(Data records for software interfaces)
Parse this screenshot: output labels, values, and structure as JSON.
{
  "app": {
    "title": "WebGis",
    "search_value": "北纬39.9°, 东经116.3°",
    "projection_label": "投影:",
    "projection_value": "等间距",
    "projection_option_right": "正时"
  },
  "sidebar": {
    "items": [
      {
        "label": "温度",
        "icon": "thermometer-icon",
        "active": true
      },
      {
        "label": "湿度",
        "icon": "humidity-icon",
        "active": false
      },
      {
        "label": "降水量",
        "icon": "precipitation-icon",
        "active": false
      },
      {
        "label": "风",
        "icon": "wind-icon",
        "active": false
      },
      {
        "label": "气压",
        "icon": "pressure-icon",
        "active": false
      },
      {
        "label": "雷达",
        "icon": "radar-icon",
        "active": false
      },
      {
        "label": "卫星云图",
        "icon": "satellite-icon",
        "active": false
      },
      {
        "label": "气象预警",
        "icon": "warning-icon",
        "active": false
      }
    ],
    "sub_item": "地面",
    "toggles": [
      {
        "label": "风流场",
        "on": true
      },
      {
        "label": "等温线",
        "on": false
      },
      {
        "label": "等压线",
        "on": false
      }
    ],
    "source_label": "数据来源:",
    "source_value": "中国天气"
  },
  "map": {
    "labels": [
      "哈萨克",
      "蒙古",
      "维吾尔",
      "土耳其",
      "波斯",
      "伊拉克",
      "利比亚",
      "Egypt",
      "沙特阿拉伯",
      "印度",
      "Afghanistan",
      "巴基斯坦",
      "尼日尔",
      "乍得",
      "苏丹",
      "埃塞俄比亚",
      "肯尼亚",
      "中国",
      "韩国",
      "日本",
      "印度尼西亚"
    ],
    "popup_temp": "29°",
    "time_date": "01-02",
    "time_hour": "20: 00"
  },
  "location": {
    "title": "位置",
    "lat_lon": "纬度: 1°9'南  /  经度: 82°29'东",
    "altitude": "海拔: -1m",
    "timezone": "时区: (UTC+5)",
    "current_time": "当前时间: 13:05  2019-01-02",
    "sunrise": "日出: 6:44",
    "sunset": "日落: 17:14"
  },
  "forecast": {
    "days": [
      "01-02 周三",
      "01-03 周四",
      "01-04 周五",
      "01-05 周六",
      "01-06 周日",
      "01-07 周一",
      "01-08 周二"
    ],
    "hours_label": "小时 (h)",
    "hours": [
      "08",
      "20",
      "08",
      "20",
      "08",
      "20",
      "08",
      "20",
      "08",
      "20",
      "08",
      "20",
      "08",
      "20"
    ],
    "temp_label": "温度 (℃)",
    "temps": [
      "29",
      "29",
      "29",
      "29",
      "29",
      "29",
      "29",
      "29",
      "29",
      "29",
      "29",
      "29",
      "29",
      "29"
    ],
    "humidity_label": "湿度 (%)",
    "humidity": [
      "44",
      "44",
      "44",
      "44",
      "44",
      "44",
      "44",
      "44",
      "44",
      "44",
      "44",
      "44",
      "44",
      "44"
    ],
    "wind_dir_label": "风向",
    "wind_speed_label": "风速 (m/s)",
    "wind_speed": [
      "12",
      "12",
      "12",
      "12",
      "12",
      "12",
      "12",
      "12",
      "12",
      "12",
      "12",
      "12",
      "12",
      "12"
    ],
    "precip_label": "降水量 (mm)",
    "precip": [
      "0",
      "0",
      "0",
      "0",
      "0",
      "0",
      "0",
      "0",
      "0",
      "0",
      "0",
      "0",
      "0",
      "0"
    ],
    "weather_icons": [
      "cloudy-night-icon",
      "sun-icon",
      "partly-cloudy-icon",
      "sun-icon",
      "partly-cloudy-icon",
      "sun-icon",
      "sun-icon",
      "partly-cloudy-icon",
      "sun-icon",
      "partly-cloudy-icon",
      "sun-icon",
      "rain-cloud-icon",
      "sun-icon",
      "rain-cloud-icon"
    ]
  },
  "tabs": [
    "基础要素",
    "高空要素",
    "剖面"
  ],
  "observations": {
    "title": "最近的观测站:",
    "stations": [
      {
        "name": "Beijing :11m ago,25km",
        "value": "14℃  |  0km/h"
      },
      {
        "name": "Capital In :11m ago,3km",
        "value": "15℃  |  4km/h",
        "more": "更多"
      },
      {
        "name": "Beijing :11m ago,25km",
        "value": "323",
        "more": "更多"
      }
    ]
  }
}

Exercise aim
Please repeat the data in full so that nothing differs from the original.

Exercise output
Parse this screenshot: output labels, values, and structure as JSON.
{
  "app": {
    "title": "WebGis",
    "search_value": "北纬39.9°, 东经116.3°",
    "projection_label": "投影:",
    "projection_value": "等间距",
    "projection_option_right": "正时"
  },
  "sidebar": {
    "items": [
      {
        "label": "温度",
        "icon": "thermometer-icon",
        "active": true
      },
      {
        "label": "湿度",
        "icon": "humidity-icon",
        "active": false
      },
      {
        "label": "降水量",
        "icon": "precipitation-icon",
        "active": false
      },
      {
        "label": "风",
        "icon": "wind-icon",
        "active": false
      },
      {
        "label": "气压",
        "icon": "pressure-icon",
        "active": false
      },
      {
        "label": "雷达",
        "icon": "radar-icon",
        "active": false
      },
      {
        "label": "卫星云图",
        "icon": "satellite-icon",
        "active": false
      },
      {
        "label": "气象预警",
        "icon": "warning-icon",
        "active": false
      }
    ],
    "sub_item": "地面",
    "toggles": [
      {
        "label": "风流场",
        "on": true
      },
      {
        "label": "等温线",
        "on": false
      },
      {
        "label": "等压线",
        "on": false
      }
    ],
    "source_label": "数据来源:",
    "source_value": "中国天气"
  },
  "map": {
    "labels": [
      "哈萨克",
      "蒙古",
      "维吾尔",
      "土耳其",
      "波斯",
      "伊拉克",
      "利比亚",
      "Egypt",
      "沙特阿拉伯",
      "印度",
      "Afghanistan",
      "巴基斯坦",
      "尼日尔",
      "乍得",
      "苏丹",
      "埃塞俄比亚",
      "肯尼亚",
      "中国",
      "韩国",
      "日本",
      "印度尼西亚"
    ],
    "popup_temp": "29°",
    "time_date": "01-02",
    "time_hour": "20: 00"
  },
  "location": {
    "title": "位置",
    "lat_lon": "纬度: 1°9'南  /  经度: 82°29'东",
    "altitude": "海拔: -1m",
    "timezone": "时区: (UTC+5)",
    "current_time": "当前时间: 13:05  2019-01-02",
    "sunrise": "日出: 6:44",
    "sunset": "日落: 17:14"
  },
  "forecast": {
    "days": [
      "01-02 周三",
      "01-03 周四",
      "01-04 周五",
      "01-05 周六",
      "01-06 周日",
      "01-07 周一",
      "01-08 周二"
    ],
    "hours_label": "小时 (h)",
    "hours": [
      "08",
      "20",
      "08",
      "20",
      "08",
      "20",
      "08",
      "20",
      "08",
      "20",
      "08",
      "20",
      "08",
      "20"
    ],
    "temp_label": "温度 (℃)",
    "temps": [
      "29",
      "29",
      "29",
      "29",
      "29",
      "29",
      "29",
      "29",
      "29",
      "29",
      "29",
      "29",
      "29",
      "29"
    ],
    "humidity_label": "湿度 (%)",
    "humidity": [
      "44",
      "44",
      "44",
      "44",
      "44",
      "44",
      "44",
      "44",
      "44",
      "44",
      "44",
      "44",
      "44",
      "44"
    ],
    "wind_dir_label": "风向",
    "wind_speed_label": "风速 (m/s)",
    "wind_speed": [
      "12",
      "12",
      "12",
      "12",
      "12",
      "12",
      "12",
      "12",
      "12",
      "12",
      "12",
      "12",
      "12",
      "12"
    ],
    "precip_label": "降水量 (mm)",
    "precip": [
      "0",
      "0",
      "0",
      "0",
      "0",
      "0",
      "0",
      "0",
      "0",
      "0",
      "0",
      "0",
      "0",
      "0"
    ],
    "weather_icons": [
      "cloudy-night-icon",
      "sun-icon",
      "partly-cloudy-icon",
      "sun-icon",
      "partly-cloudy-icon",
      "sun-icon",
      "sun-icon",
      "partly-cloudy-icon",
      "sun-icon",
      "partly-cloudy-icon",
      "sun-icon",
      "rain-cloud-icon",
      "sun-icon",
      "rain-cloud-icon"
    ]
  },
  "tabs": [
    "基础要素",
    "高空要素",
    "剖面"
  ],
  "observations": {
    "title": "最近的观测站:",
    "stations": [
      {
        "name": "Beijing :11m ago,25km",
        "value": "14℃  |  0km/h"
      },
      {
        "name": "Capital In :11m ago,3km",
        "value": "15℃  |  4km/h",
        "more": "更多"
      },
      {
        "name": "Beijing :11m ago,25km",
        "value": "323",
        "more": "更多"
      }
    ]
  }
}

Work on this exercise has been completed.